• _Task to carry out_
Your answer should be one number, the count of lines in the listing below containing the word "circle".

..........

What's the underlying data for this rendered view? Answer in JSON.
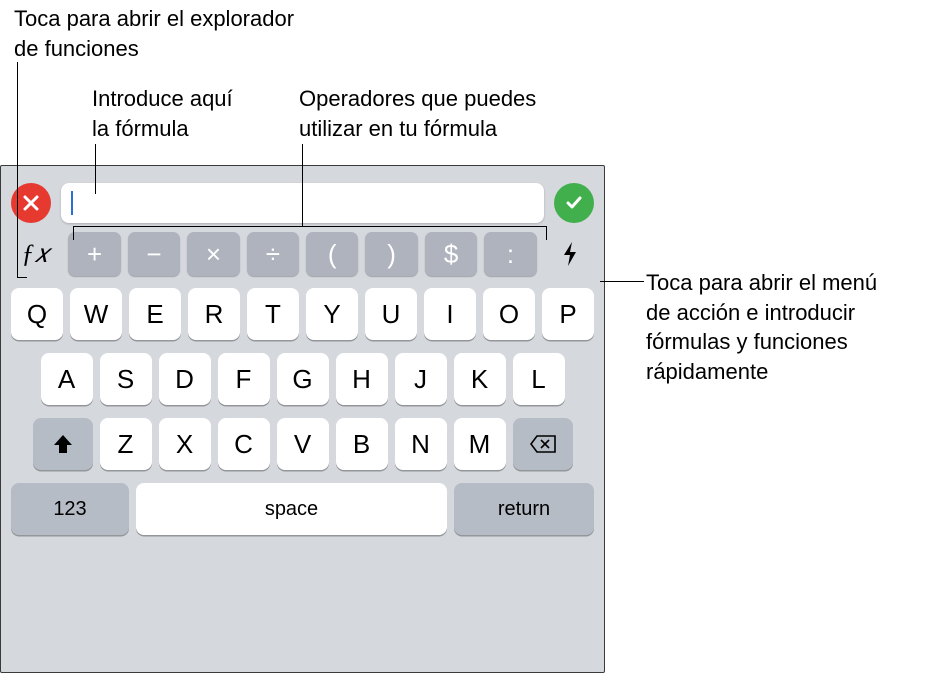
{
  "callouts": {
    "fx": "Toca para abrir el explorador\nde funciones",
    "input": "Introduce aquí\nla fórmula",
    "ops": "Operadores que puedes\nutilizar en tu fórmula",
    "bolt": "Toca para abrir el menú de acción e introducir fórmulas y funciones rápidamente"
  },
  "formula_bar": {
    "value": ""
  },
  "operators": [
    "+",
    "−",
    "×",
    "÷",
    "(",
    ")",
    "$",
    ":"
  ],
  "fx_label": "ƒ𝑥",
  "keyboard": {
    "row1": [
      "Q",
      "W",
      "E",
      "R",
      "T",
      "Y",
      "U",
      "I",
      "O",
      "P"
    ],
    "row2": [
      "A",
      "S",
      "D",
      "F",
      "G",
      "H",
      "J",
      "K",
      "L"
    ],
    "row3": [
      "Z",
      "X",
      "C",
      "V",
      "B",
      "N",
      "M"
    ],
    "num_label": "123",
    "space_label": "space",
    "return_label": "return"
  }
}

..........

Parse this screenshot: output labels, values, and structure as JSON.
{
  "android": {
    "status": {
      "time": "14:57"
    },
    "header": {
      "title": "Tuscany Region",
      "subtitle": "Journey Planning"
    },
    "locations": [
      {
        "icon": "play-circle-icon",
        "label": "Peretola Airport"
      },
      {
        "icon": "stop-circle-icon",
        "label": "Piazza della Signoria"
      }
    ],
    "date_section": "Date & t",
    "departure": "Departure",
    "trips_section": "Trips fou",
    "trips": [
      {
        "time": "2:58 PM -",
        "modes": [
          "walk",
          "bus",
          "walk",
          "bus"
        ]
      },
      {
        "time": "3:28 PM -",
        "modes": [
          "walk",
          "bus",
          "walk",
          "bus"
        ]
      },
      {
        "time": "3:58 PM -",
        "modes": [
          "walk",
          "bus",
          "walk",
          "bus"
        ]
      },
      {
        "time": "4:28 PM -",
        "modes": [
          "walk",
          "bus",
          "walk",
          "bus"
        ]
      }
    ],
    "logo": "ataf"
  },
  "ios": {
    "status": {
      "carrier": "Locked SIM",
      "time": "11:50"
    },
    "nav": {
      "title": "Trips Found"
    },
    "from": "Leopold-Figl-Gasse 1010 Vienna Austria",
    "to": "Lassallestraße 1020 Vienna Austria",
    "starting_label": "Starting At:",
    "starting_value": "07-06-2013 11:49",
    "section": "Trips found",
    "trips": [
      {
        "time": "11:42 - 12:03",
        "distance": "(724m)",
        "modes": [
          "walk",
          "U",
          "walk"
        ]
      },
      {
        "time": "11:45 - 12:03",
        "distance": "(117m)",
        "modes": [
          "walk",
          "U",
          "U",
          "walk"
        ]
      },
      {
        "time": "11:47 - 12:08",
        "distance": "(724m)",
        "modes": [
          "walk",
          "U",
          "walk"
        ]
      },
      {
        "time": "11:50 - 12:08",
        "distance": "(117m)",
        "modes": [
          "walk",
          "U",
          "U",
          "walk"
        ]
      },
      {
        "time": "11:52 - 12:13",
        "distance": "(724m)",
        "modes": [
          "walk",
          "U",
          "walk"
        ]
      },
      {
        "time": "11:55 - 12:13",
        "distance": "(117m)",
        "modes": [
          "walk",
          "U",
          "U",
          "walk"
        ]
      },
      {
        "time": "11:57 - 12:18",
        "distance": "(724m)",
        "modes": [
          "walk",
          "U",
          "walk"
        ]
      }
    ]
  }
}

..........

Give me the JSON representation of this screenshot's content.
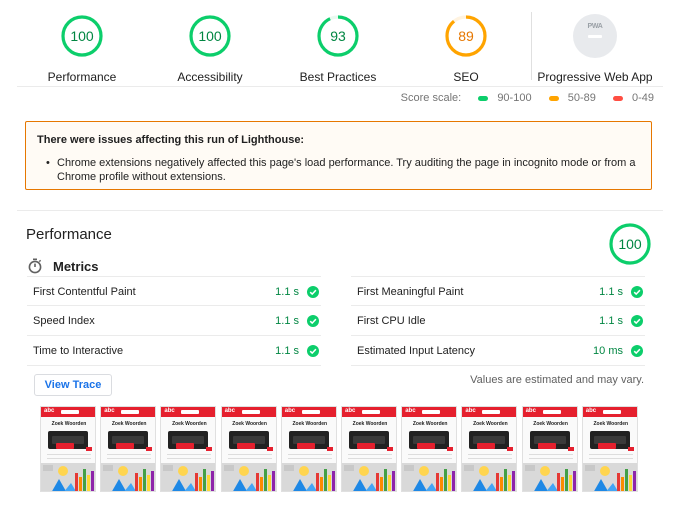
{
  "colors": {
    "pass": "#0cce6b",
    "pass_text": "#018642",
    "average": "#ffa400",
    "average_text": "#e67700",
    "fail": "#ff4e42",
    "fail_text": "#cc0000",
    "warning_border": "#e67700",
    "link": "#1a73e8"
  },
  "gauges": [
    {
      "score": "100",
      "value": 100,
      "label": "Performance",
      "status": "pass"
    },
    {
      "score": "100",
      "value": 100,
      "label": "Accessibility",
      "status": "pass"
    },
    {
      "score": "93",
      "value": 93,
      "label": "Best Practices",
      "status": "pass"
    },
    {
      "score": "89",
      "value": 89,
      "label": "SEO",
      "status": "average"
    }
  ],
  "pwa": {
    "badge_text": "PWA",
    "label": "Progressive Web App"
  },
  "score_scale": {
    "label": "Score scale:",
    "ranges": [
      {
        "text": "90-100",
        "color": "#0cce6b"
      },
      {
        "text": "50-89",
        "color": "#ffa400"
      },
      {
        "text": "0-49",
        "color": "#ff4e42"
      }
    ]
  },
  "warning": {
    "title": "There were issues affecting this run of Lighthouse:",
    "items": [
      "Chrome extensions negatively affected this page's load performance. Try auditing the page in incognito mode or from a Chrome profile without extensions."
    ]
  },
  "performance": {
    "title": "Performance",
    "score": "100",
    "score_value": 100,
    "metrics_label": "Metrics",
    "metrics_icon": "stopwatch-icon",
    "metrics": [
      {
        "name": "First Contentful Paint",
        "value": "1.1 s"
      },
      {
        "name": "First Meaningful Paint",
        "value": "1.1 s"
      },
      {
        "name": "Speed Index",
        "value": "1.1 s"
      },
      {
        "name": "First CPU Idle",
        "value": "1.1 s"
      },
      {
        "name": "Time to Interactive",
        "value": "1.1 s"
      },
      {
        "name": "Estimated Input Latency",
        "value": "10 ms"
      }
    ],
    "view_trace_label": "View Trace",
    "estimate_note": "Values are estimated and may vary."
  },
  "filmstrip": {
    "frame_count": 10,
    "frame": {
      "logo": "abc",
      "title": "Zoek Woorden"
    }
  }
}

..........

• _Response to this exercise_
2